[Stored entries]

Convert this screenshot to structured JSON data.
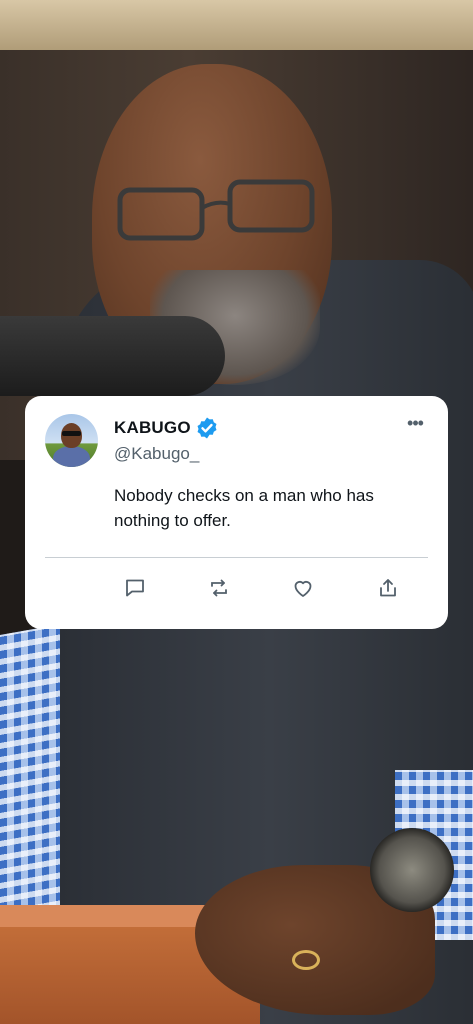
{
  "tweet": {
    "display_name": "KABUGO",
    "handle": "@Kabugo_",
    "text": "Nobody checks on a man who has nothing to offer.",
    "verified": true,
    "more_label": "•••"
  },
  "colors": {
    "verified_blue": "#1d9bf0",
    "icon_gray": "#53606b",
    "card_bg": "#ffffff",
    "text_primary": "#0f1419"
  },
  "actions": [
    {
      "icon": "reply-icon"
    },
    {
      "icon": "retweet-icon"
    },
    {
      "icon": "like-icon"
    },
    {
      "icon": "share-icon"
    }
  ]
}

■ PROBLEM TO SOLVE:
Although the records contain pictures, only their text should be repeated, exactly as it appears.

■ EXERCISE OUTPUT:
Convert this screenshot to structured JSON data.
{
  "tweet": {
    "display_name": "KABUGO",
    "handle": "@Kabugo_",
    "text": "Nobody checks on a man who has nothing to offer.",
    "verified": true,
    "more_label": "•••"
  },
  "colors": {
    "verified_blue": "#1d9bf0",
    "icon_gray": "#53606b",
    "card_bg": "#ffffff",
    "text_primary": "#0f1419"
  },
  "actions": [
    {
      "icon": "reply-icon"
    },
    {
      "icon": "retweet-icon"
    },
    {
      "icon": "like-icon"
    },
    {
      "icon": "share-icon"
    }
  ]
}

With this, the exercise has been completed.